The Upper Chamber
May 2, 2017
This is another scan from my 1998 trip to Paris, France. It is of the magnificent Saint Chapelle.
From Wikipedia: "It is a royal chapel in the Gothic style, within the medieval Palais de la Cité, the residence of the Kings of France until the 14th century, on the Île de la Cité in the heart of Paris, France.
Begun some time after 1238 and consecrated on 26 April 1248, the Sainte-Chapelle is considered among the highest achievements of the Rayonnant period of Gothic architecture. It was commissioned by King Louis IX of France to house his collection of Passion relics, including Christ's Crown of Thorns—one of the most important relics in medieval Christendom.
Along with the Conciergerie, the Sainte-Chapelle is one of the earliest surviving buildings of the Capetian royal palace on the Île de la Cité. Although damaged during the French Revolution, and restored in the 19th century, it has one of the most extensive 13th-century stained glass collections anywhere in the world."
"The most famous features of the chapel, among the finest of their type in the world, are the great stained glass windows, for whose benefit the stone wall surface is reduced to little more than a delicate framework. Fifteen huge mid-13th-century windows fill the nave and apse, while a large rose window with Flamboyant tracery (added to the upper chapel c. 1490) dominates the western wall.

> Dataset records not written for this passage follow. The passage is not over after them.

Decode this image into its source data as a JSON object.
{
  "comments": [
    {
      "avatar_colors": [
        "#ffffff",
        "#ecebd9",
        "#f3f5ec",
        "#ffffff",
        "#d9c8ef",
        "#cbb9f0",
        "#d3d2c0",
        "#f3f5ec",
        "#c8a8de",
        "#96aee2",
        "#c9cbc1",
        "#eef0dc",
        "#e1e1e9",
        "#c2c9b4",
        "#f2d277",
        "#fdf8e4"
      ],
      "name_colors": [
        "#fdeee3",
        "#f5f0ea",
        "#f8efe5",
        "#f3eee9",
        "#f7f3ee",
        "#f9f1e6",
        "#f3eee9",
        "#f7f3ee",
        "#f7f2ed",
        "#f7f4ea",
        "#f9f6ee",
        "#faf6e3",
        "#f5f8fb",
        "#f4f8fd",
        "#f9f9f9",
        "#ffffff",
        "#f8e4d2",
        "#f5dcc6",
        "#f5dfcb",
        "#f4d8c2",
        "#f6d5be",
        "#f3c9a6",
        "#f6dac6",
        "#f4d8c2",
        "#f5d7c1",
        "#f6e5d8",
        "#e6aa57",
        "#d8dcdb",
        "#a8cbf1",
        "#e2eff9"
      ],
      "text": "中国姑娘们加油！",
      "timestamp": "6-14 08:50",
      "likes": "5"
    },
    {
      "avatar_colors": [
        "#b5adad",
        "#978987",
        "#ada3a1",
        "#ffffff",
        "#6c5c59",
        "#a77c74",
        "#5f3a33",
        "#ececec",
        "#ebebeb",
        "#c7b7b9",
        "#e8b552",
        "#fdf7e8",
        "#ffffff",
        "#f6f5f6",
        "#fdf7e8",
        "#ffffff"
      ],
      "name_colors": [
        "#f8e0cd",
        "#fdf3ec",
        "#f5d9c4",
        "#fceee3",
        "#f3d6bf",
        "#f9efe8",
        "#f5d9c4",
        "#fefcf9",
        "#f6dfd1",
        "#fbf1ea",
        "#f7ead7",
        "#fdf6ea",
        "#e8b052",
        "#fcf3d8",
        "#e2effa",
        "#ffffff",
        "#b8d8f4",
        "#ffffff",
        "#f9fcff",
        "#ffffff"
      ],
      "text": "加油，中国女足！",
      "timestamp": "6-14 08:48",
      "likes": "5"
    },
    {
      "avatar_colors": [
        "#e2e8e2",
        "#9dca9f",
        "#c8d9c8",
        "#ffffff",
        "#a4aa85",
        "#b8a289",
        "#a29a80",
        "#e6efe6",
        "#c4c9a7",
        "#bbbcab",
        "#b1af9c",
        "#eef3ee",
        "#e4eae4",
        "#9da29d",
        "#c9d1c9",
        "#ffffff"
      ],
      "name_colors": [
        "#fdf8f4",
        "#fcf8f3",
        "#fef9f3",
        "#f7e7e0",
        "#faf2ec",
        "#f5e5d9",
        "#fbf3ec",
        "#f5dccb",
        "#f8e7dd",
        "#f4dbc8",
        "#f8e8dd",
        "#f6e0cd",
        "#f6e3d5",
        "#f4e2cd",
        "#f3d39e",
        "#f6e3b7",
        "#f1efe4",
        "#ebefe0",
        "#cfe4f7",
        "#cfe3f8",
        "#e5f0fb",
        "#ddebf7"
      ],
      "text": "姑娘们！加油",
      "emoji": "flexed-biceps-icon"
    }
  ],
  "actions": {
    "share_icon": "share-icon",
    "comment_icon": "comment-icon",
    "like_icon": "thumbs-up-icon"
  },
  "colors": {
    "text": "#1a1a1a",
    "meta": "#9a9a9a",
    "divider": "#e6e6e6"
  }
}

Despite some damage the windows display a clear iconographical program. The three windows of the eastern apse illustrate the New Testament, featuring scenes of The Passion (center) with the Infancy of Christ (left) and the Life of John the Evangelist (right). By contrast, the windows of the nave are dominated by Old Testament exemplars of ideal kingship/queenship in an obvious nod to their royal patrons. The cycle starts at the western bay of the north wall with scenes from the Book of Genesis (heavily restored). The next ten windows of the nave follow clockwise with scenes from Exodus, Joseph, Numbers/Leviticus, Joshua/Deuteronomy, Judges, (moving to the south wall) Jeremiah/Tobias, Judith/Job, Esther, David and the Book of Kings. The final window, occupying the westernmost bay of the south wall brings this narrative of sacral kingship right up to date with a series of scenes showing the rediscovery of Christ's relics, the miracles they performed, and their relocation to Paris in the hands of King Louis himself."
It is amazing to stand there and realize that the majority of the stained glass panels are original to the 13th century. This place made such an impression on my that I promise it will be with me as long as I live.
Thank you for your comments and critiques.
Have a beautiful day.